In other words, investors need a high batting average: when inflation is high, they need an asset whose returns have a high probability of being even higher. Chart 1 shows exactly that. I define “high-inflation periods” as those six-month periods when inflation has been higher than 1.51 percent (3.04 percent annualized), which is the median since the beginning of 1978. (I would love to go back earlier than the beginning of 1978, but that’s the earliest date for which I have investment returns on gold, which is sometimes thought of as a protection against inflation.)
What Chart 1 shows is that the returns on commodities have exceeded the inflation rate during 69 percent of the six-month periods when inflation was relatively high; REITs have achieved the same success during 68 percent of high-inflation periods; stocks have done so with 65 percent success; TIPS have protected purchasing power with a somewhat disappointing success rate of 57 percent; and gold has performed worse than a coin flip with an inflation-protection success rate of just 43 percent. That provides empirical support for the notion that commodities and real estate (REITs) provide solid inflation protection—that is, they are “natural inflation hedges,” in common parlance.

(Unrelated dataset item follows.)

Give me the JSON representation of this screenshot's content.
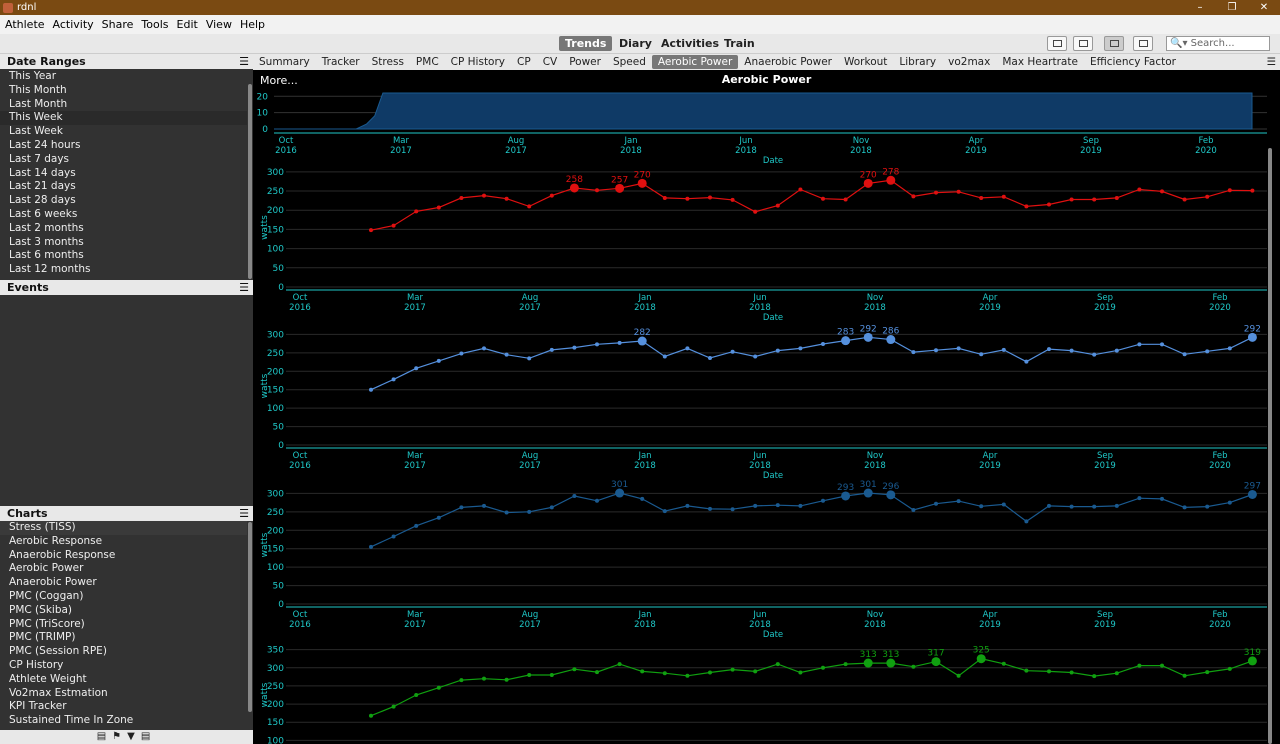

Chart 2 takes the analysis one step further, looking at inflation protection by property type. Data on returns by property type go back only to the beginning of 1994, so we have to be more careful in drawing conclusions, but Chart 2 provides empirical support for another story that makes sense: that property owners have a greater ability to keep up with inflation if their lease rents can be re-set frequently, as with self-storage and apartment properties.

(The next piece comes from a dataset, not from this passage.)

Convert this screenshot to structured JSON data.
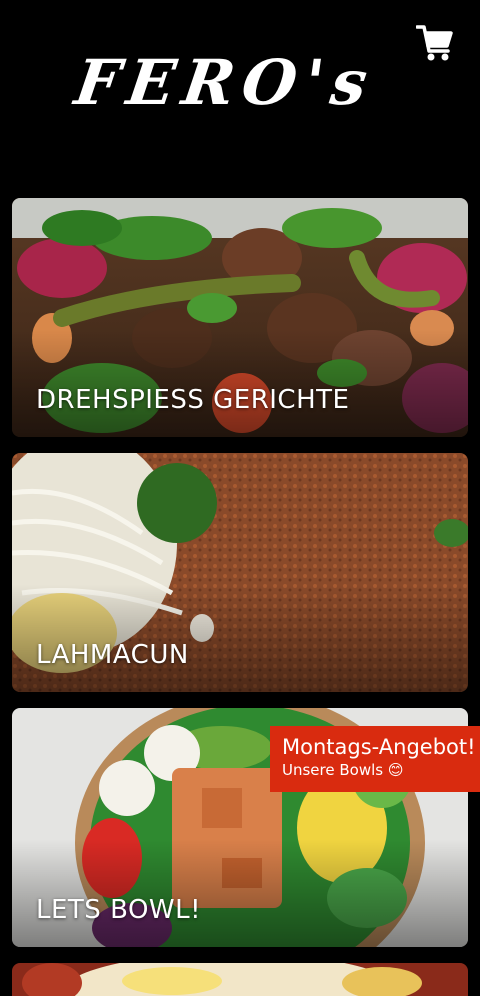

I hope this analysis will help you make investment decisions to help protect your purchasing power, but there’s more that you should consider before doing so. In my next market commentary I’ll point out the biggest risk associated with inflation: the risk of guessing wrong. Hint: that risk is greatest if you’re thinking about investing in commodities.
There are several important caveats to my analysis. First, the “modern REIT era” started only in the early 1990s, whereas the last period of truly high U.S. inflation ended some 10 years earlier; it’s not clear whether that matters, but it’s worth keeping in mind. Second, for commodities my analysis uses the S&P GSCI, an index that gives especially heavy weight to energy commodities; separate analysis for a somewhat shorter time period suggests that non-energy commodities are significantly less dependable at providing inflation protection, so if you’re investing in commodities in line with a different commodity index (such as the Dow Jones UBS) then the success rates shown here for commodities probably overstate what you should expect. Finally, as I noted already, my analysis starts at the beginning of 1978—and at the beginning of 1994 for Chart 2—because that’s as far back as the data are available (although I can go back to the beginning of 1972 if I jettison gold).
Details: REIT total returns come from the FTSE Nareit U.S. Real Estate index series, stocks from the S&P 500 Stock Index, and commodities and gold from the S&P GSCI. For TIPS I used the Bloomberg Barclays TIPS index, with monthly returns back-filled by Ibbotson Associates for months prior to December 1997. I use the U.S. city average all-item CPI, not seasonally adjusted. I’ve used various definitions for “high-inflation periods,” and the numbers change but the qualitative results don’t. If you have any questions or comments, please drop me a note at firstname.lastname@example.org.